Element data from apps and pages
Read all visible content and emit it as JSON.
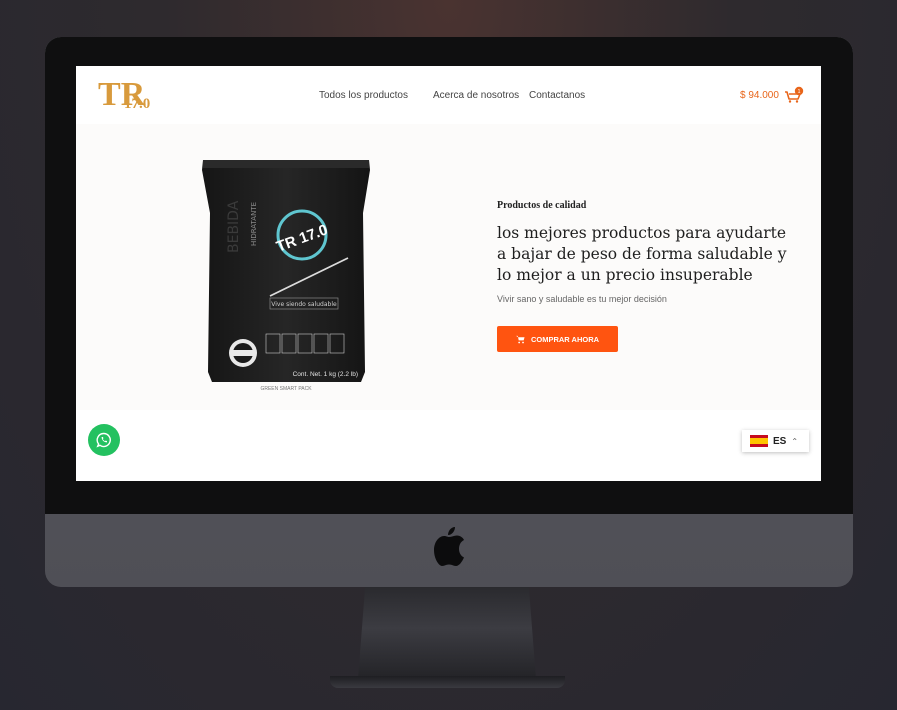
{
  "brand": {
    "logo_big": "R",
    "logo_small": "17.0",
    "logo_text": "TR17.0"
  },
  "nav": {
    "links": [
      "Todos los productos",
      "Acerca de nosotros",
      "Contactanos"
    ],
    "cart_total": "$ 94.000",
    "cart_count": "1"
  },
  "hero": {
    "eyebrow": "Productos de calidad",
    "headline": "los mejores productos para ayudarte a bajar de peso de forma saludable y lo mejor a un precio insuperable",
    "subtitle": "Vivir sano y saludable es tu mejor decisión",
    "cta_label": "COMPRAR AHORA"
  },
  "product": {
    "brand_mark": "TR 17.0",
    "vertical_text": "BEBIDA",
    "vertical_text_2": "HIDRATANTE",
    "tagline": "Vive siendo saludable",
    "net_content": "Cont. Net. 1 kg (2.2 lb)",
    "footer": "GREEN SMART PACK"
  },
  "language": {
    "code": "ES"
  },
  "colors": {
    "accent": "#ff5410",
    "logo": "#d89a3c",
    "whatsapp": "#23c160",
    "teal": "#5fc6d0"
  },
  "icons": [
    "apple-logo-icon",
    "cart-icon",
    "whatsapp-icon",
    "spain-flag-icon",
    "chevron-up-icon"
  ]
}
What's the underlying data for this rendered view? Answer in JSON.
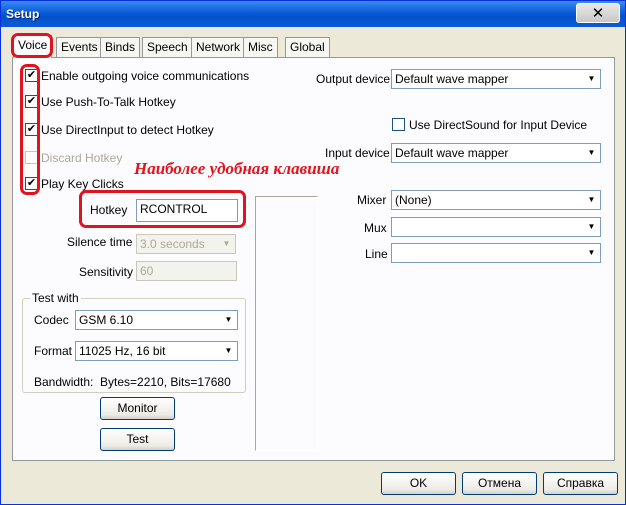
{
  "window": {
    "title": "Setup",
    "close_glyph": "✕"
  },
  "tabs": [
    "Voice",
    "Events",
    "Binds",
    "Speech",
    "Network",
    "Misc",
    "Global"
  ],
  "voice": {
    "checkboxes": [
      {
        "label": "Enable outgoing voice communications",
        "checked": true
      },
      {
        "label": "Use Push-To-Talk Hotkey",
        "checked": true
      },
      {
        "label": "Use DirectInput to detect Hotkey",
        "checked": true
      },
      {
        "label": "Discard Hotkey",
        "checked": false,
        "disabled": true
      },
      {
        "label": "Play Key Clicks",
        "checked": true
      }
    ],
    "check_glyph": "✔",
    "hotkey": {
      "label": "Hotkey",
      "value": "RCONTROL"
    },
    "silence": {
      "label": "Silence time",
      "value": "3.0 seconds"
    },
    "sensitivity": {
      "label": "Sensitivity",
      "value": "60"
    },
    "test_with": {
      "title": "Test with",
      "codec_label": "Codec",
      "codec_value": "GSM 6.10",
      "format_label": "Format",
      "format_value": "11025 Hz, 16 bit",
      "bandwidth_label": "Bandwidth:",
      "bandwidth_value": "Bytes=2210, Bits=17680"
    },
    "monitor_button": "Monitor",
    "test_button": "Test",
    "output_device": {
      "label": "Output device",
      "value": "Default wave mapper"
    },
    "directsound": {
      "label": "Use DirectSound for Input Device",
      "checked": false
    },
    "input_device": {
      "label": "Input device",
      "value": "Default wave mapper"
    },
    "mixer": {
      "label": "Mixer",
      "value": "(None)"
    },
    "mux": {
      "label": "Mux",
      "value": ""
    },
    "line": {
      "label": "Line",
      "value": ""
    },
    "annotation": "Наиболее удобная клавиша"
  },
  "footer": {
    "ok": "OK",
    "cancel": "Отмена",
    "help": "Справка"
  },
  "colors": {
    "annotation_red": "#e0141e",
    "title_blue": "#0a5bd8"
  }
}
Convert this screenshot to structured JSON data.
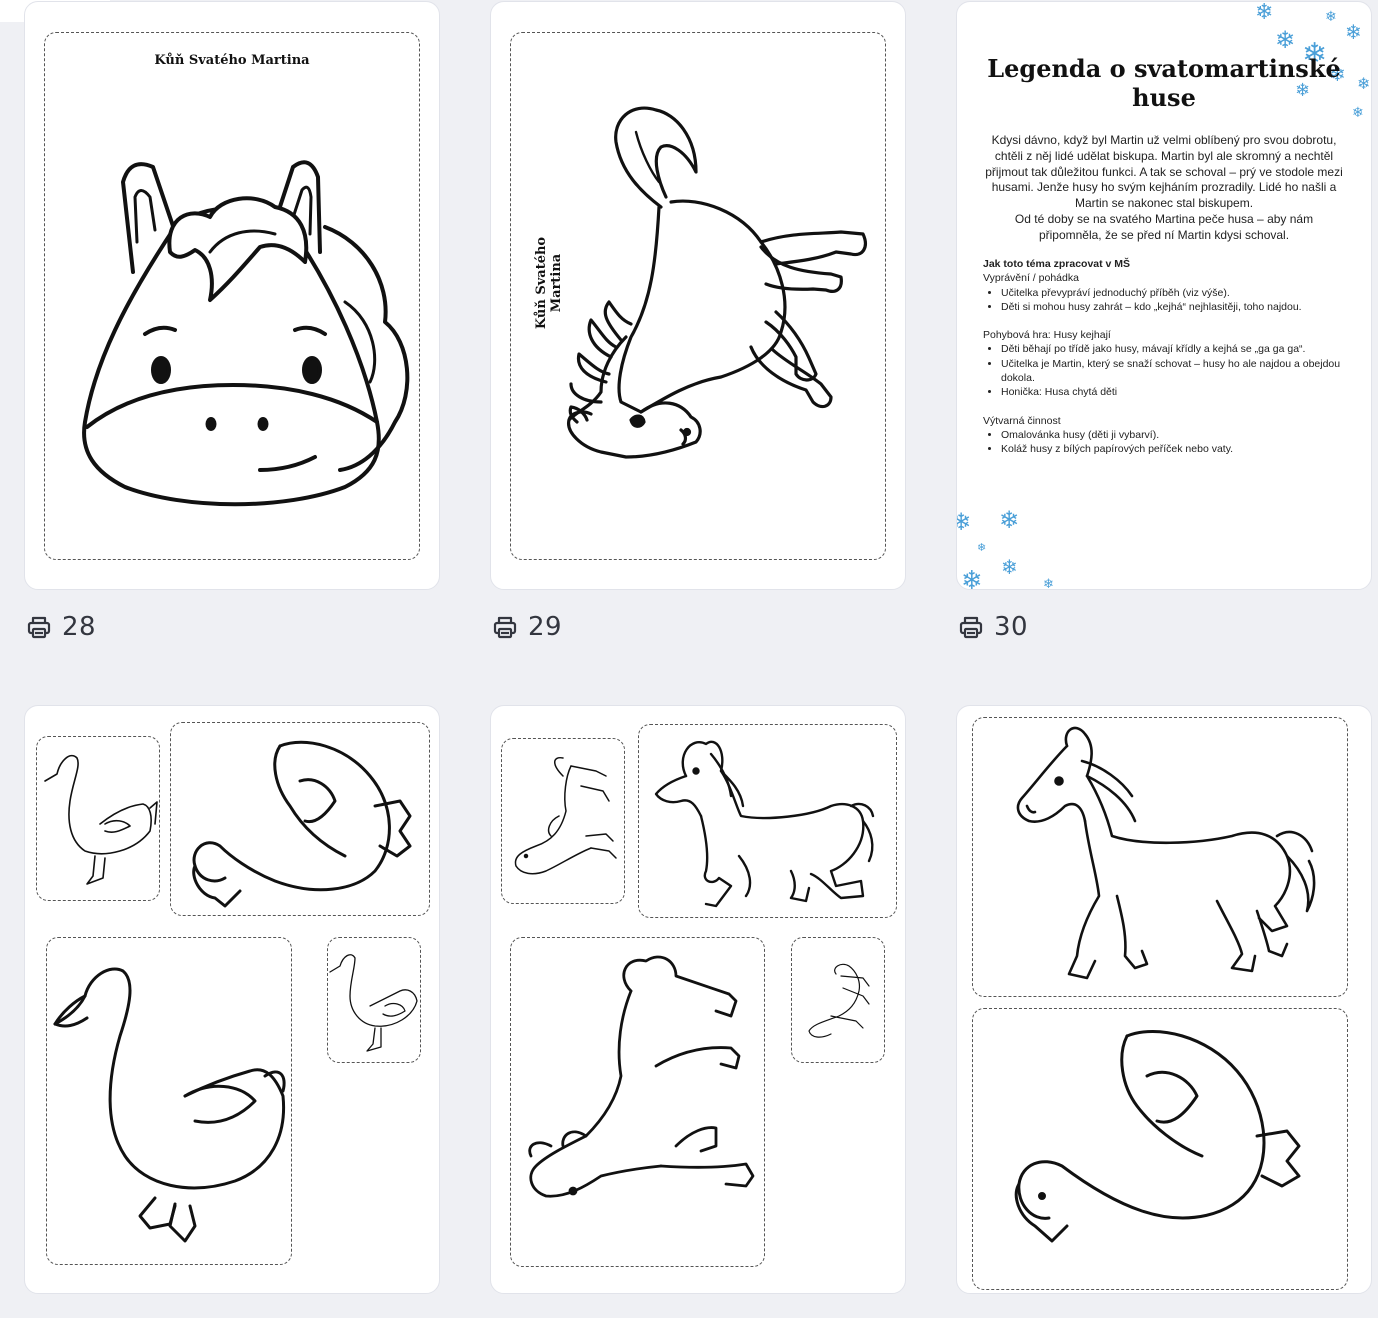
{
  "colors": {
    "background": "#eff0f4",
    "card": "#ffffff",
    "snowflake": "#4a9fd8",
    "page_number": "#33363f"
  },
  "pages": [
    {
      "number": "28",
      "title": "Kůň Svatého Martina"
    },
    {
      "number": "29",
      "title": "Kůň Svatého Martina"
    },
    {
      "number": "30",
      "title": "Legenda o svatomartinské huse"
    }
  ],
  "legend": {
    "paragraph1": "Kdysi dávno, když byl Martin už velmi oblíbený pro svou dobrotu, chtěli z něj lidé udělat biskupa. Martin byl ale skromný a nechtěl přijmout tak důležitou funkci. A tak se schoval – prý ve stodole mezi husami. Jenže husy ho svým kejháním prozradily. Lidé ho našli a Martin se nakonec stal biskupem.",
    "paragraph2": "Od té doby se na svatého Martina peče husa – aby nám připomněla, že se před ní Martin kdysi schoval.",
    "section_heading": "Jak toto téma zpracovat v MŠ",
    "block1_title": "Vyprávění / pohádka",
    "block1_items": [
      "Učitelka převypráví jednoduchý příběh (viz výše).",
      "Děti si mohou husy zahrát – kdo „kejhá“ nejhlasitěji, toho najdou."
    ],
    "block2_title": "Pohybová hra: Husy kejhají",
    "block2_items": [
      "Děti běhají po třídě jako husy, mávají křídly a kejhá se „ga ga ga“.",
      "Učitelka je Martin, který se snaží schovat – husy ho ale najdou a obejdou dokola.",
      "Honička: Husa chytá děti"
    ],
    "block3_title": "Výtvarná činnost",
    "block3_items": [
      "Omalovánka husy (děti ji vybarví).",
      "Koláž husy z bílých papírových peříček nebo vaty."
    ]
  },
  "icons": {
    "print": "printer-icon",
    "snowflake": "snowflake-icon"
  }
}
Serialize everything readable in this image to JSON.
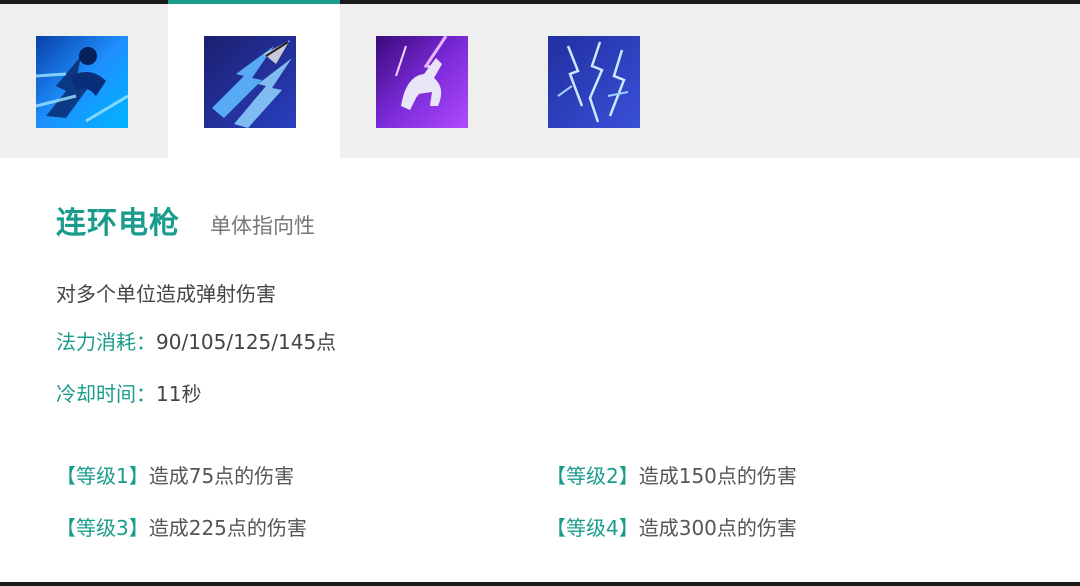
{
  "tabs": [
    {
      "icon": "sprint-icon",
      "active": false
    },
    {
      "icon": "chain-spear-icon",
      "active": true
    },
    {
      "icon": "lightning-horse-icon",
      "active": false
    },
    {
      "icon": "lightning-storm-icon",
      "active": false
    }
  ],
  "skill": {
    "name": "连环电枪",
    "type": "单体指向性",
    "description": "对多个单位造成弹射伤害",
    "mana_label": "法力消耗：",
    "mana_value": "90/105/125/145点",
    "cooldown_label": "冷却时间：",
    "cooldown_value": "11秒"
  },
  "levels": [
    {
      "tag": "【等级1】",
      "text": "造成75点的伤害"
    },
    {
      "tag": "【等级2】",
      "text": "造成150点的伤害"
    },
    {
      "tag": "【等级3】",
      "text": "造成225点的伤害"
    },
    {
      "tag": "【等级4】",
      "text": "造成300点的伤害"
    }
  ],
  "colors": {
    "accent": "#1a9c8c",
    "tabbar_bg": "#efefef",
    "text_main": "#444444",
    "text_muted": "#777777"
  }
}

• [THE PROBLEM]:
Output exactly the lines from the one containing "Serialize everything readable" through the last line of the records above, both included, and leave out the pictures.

• [RESULT OF THIS TASK]:
Serialize everything readable in this image to JSON.
{
  "tabs": [
    {
      "icon": "sprint-icon",
      "active": false
    },
    {
      "icon": "chain-spear-icon",
      "active": true
    },
    {
      "icon": "lightning-horse-icon",
      "active": false
    },
    {
      "icon": "lightning-storm-icon",
      "active": false
    }
  ],
  "skill": {
    "name": "连环电枪",
    "type": "单体指向性",
    "description": "对多个单位造成弹射伤害",
    "mana_label": "法力消耗：",
    "mana_value": "90/105/125/145点",
    "cooldown_label": "冷却时间：",
    "cooldown_value": "11秒"
  },
  "levels": [
    {
      "tag": "【等级1】",
      "text": "造成75点的伤害"
    },
    {
      "tag": "【等级2】",
      "text": "造成150点的伤害"
    },
    {
      "tag": "【等级3】",
      "text": "造成225点的伤害"
    },
    {
      "tag": "【等级4】",
      "text": "造成300点的伤害"
    }
  ],
  "colors": {
    "accent": "#1a9c8c",
    "tabbar_bg": "#efefef",
    "text_main": "#444444",
    "text_muted": "#777777"
  }
}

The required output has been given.